So Edwin created Peace of Mind. The program ensures the transition from STARS (where the patient’s needs are met by a full range of professionals and trained staffers) to home (where they may be on their own) is made as easy as possible.
“The primary goal is to maintain patient safety,” he says.
Peace of Mind offers a safe and individualized discharge and home-care plan by partnering with community homecare agencies for three hours of services provided by caregivers who help high-risk patients move back to their own homes. It includes escorted transportation to the patient’s home; picking up needed medications at a pharmacy and setting up a medication system; moving furniture, if needed, to accommodate a walker or wheelchair; grocery shopping and meal preparation; light housekeeping; personal grooming; and confirming or setting up doctors’ appointments.
Edwin believes the Home is the only facility providing this important service. “The Jewish Home pays for the caregiver to be with the patient for these hours. It’s a budget item that’s well worth the cost.”

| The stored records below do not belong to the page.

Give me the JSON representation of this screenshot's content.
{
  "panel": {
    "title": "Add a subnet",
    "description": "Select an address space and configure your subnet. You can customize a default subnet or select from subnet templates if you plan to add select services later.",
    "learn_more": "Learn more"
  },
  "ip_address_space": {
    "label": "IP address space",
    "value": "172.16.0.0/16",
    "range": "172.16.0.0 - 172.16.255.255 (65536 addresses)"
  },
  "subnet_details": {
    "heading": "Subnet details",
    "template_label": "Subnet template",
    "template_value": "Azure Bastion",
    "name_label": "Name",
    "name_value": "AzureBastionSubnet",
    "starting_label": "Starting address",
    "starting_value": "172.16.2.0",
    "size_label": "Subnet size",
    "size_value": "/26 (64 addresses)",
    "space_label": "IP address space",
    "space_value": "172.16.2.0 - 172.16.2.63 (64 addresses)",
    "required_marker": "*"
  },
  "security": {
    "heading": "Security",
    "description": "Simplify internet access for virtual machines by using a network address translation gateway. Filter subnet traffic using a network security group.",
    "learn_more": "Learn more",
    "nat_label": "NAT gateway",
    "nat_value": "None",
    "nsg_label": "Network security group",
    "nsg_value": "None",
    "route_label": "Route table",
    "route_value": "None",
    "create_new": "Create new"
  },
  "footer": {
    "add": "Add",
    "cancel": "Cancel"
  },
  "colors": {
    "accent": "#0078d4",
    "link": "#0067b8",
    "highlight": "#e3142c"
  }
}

“It’s a huge transition to go from skilled nursing back home,” explains Gideon Mohler, a case manager whose duties involve overseeing medical and skilled care and dealing with insurance. It takes 24 to 48 hours after a patient is discharged for home healthcare services, if applicable, to begin. “Peace of Mind helps fill the gap during this tricky period.”
Patients are often anxious when they leave STARS, notes case manager Susan Ramos. “They’re going home with a condition they didn’t have before. Knowing that someone will be there eases their mind.”
Part of Susan’s job is to sit down with each patient and find out what he or she is worried about. Often their concerns are issues around housekeeping, mobility, and personal needs: Now that I use a walker, will my furniture be a hazard? Has the food in my refrigerator spoiled in the two weeks I’ve been away? How will I make dinner? How can I start taking my medication when I can’t drive to the drugstore? Caregivers, who greet patients when they arrive home, handle all these concerns, and more.
Peace of Mind was designed to assist patients, but they are not the only ones who benefit, Gideon affirms. “It also gives us peace of mind to know our patients are safe and well taken care of when they leave us.”